The text comprises four books dealing with:
1- The Cthonic Spirits
2-The Amalthai spirits
Parts of this text have been published elsewhere, but always incomplete. The first book, of course, is likely the source of the Grimorium Verum while first two books are in the Universal Treatise published by Skinner and Rankine in "The Veritable Keys of Solomon" - but particularly regarding the Cthonic spirits, in greatly reduced form.
The Planetary Intelligences seems to be taken from Agrippa's Fourth Book and the Heptameron. The fourth book, on the making of the stone seems unique to this text.
So, we all know by now that this seems to be the manuscript source that the Grimorium Verum was compiled from. Looking through it and comparing it to Verum, and the Key of Solomon from Lansdowne 1202 which is in the appendix of Peterson's Verum, one can see how they correspond and also where they break off. It seems likely that some of the advanced Latin was too hard for copyists who in the later texts have just missed parts out. The text does not openly present the ritual process, so it seems other texts such as Lansdowne 1202's Key of Solomon and Verum, despite their seeming confusion were actually trying to put together a coherent system, though why Verum misses out the lamen / first character I've no idea. Maybe they were missing the front page...
Some cool things in this book... you will be greatly amused when you discover what Elestor uses to overcome you with blows in the Americas.
The Barbarous Names of evocation in the book on the stone are in the language of one of the rudest races of Barbarians ever to offend our Holy Roman Empire - English! This is actually a great way to see how Nomina Barbara come from a real language and due to the copyists unfamiliarity with that language, deteriorate over time and repetition.
When summoning the Cthonic spirits there is a rite which instructs you to stand upon the wand while incanting. This is an old traditional way of creating a liminal space, and anyone who has seen the movie "Dust Devil" has seen a very well presented illustration of this. We also discover a reason why Verum appears to suggest you should have two wands.
In many ways the stuff in book 1 over shadows the rest due to its historical importance. But I also quite like the content of book 4 - basically making an idol using astrological reckoning. Could this be done to make an idol of your Guardian Daimon using your Al-Muten planet?
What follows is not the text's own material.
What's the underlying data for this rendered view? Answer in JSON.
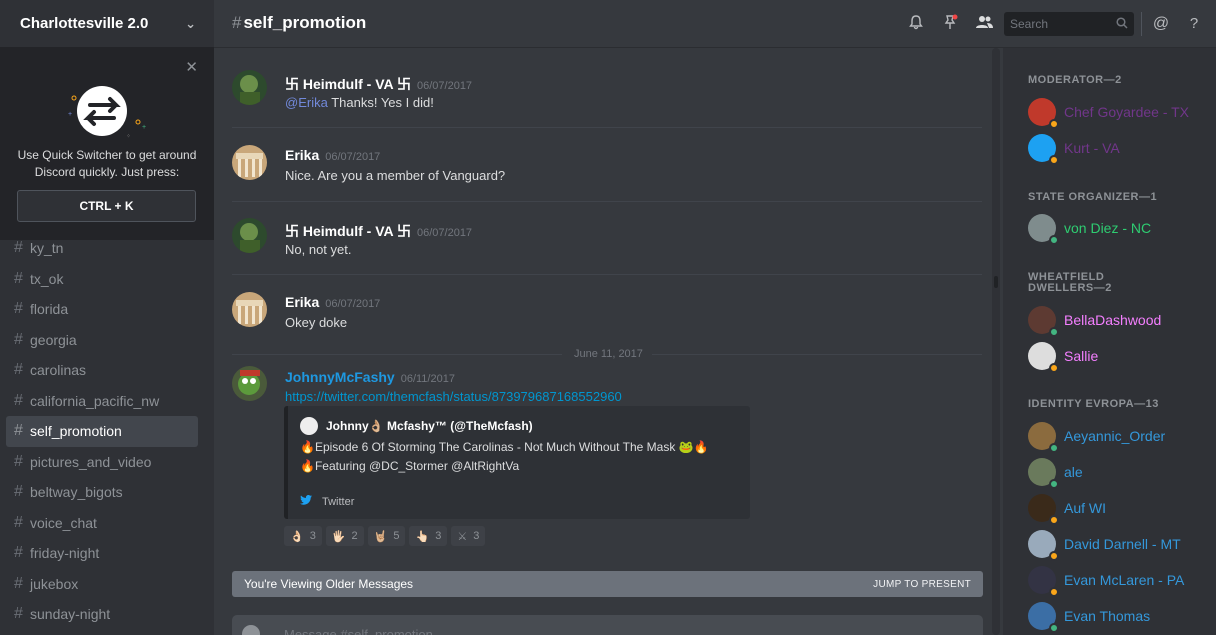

The talismans in book 2 are very nice, though note that the Hebrew letter names are spelled out in Latin text to enable accurate copying, they should of course be written as the Hebrew letters themselves.
Ultimately, I don't think the four books are actually related to each other, but like the collection of texts gathered with Agrippa's Fourth Book, they could be complimentary.
Is it worth getting the book? Well, if you have any interest in the Verum's family of texts then obviously this is essential research, as it contains complete versions of passages that are truncated or missed out entirely in the later versions. You will get an idea of how Verum was put together and the thinking behind the decisions made in compiling it. However, it is a book full of mysteries. It is designed so that it can only be used by someone who devotes serious study to it, and perhaps has a little guidance from Below. Perhaps make the Stone first and ask your Daimon for guidance.